The Officer’s Associations of 14 Public Sector Oil Companies had formed an Association Oil Sector Officers’ Association (OSOA). All the members of this Association (OSOA) went on strike between 7th January, 2009 and 9th January, 2009. It appears from the records that in response to this strike the management of the Corporation dismissed the President of the IOOA Mr. S. Dakwala, their Vice President Mr. M.S. Sharma and the General Secretary Mr. Tanmay Chatterjee. Some other office bearers of the Association were suspended. The Association complains that clandestinely on 24th April, 2009 the management of the corporation held a meeting at the Hotel Taj Bengal Kolkata with inter alia M/s Dakwala, Sharma and Chatterjee and three other members. It was here that they were allured to sign the said agreement on 24th April, 2009, it is alleged. The delay in filing this writ application has been sought to be explained in this way. After the 2009 strike the IOOA became virtually non-functional. Only the members of AICEC were aware of the agreement. The other members were not aware of the same till April 2011 after the election to AICEC and its reconstitution. This awareness was allegedly caused by the communication dated 5th April, 2011 by the respondent corporation to AICEC. On 29th July, 2011 AICEC convened a meeting at Kolkata rejecting the memorandum. This was communicated to the respondent corporation. They disapproved of this agreement. By their letter dated 9th August, 2011 the Corporation reiterated that they would enforce the agreement. On 25th August, 2011 IOOA requested the Corporation to reconsider their decision. It appears that the Association and the Corporation entered into correspondence between 25th August, 2011 and 18th June, 2014. On 18th June, 2014 the corporation wrote to the Association that if they acted contrary to the memorandum they would be derecognised. On 19th June, 2014 a representation was made to the Chairman of the corporation by the Association. He rejected the representation of the petitioner on 30th June, 2014.

Hence, this writ.

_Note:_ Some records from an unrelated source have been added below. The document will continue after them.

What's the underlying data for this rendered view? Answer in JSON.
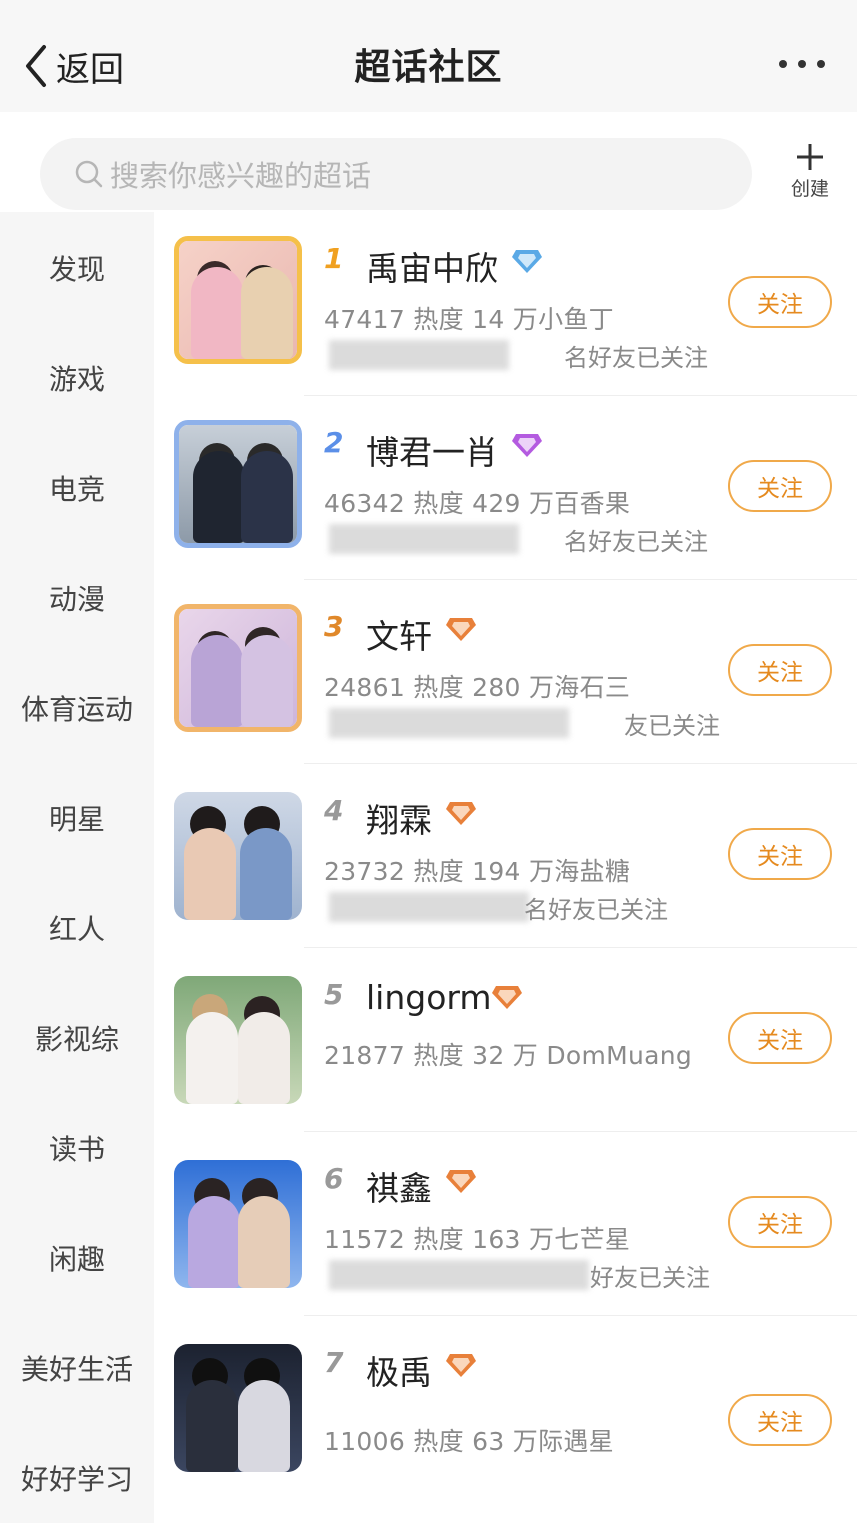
{
  "header": {
    "back_label": "返回",
    "title": "超话社区"
  },
  "search": {
    "placeholder": "搜索你感兴趣的超话",
    "create_label": "创建"
  },
  "sidebar": {
    "items": [
      "发现",
      "游戏",
      "电竞",
      "动漫",
      "体育运动",
      "明星",
      "红人",
      "影视综",
      "读书",
      "闲趣",
      "美好生活",
      "好好学习"
    ]
  },
  "list": {
    "items": [
      {
        "rank": "1",
        "name": "禹宙中欣",
        "stats": "47417 热度 14 万小鱼丁",
        "friends": "名好友已关注",
        "follow": "关注",
        "badge_color": "#5aa9e6",
        "rank_color": "#f0a020"
      },
      {
        "rank": "2",
        "name": "博君一肖",
        "stats": "46342 热度 429 万百香果",
        "friends": "名好友已关注",
        "follow": "关注",
        "badge_color": "#b45be0",
        "rank_color": "#5b8fe8"
      },
      {
        "rank": "3",
        "name": "文轩",
        "stats": "24861 热度 280 万海石三",
        "friends": "友已关注",
        "follow": "关注",
        "badge_color": "#e8803a",
        "rank_color": "#e0882a"
      },
      {
        "rank": "4",
        "name": "翔霖",
        "stats": "23732 热度 194 万海盐糖",
        "friends": "名好友已关注",
        "follow": "关注",
        "badge_color": "#e8803a",
        "rank_color": "#999999"
      },
      {
        "rank": "5",
        "name": "lingorm",
        "stats": "21877 热度 32 万 DomMuang",
        "friends": "",
        "follow": "关注",
        "badge_color": "#e8803a",
        "rank_color": "#999999"
      },
      {
        "rank": "6",
        "name": "祺鑫",
        "stats": "11572 热度 163 万七芒星",
        "friends": "好友已关注",
        "follow": "关注",
        "badge_color": "#e8803a",
        "rank_color": "#999999"
      },
      {
        "rank": "7",
        "name": "极禹",
        "stats": "11006 热度 63 万际遇星",
        "friends": "",
        "follow": "关注",
        "badge_color": "#e8803a",
        "rank_color": "#999999"
      }
    ]
  },
  "colors": {
    "accent": "#f0a94a",
    "follow_text": "#e58a1f",
    "sidebar_bg": "#f6f6f6"
  },
  "icons": {
    "back": "chevron-left-icon",
    "more": "more-dots-icon",
    "search": "search-icon",
    "create": "plus-icon",
    "badge": "diamond-badge-icon"
  }
}
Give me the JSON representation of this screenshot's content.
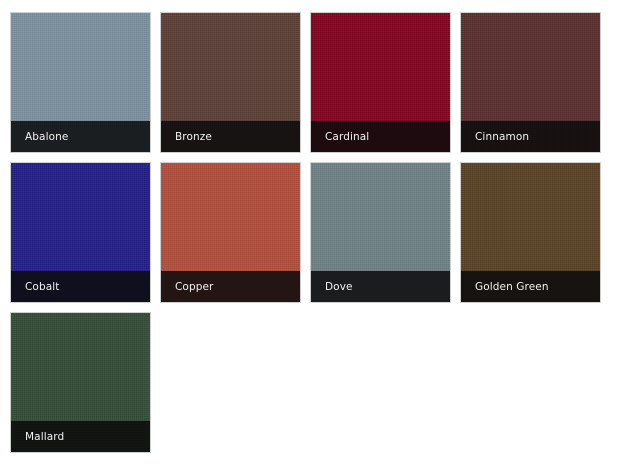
{
  "swatches": [
    {
      "name": "Abalone",
      "color": "#7b929e"
    },
    {
      "name": "Bronze",
      "color": "#5b3f36"
    },
    {
      "name": "Cardinal",
      "color": "#85031f"
    },
    {
      "name": "Cinnamon",
      "color": "#592f2e"
    },
    {
      "name": "Cobalt",
      "color": "#231e88"
    },
    {
      "name": "Copper",
      "color": "#b34e3c"
    },
    {
      "name": "Dove",
      "color": "#6f8187"
    },
    {
      "name": "Golden Green",
      "color": "#5a4225"
    },
    {
      "name": "Mallard",
      "color": "#334d38"
    }
  ]
}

Mr. Partha Sarathi Sengupta, learned senior advocate appearing for the petitioners tried to justify the delay in filing the writ application by citing several authorities. He referred to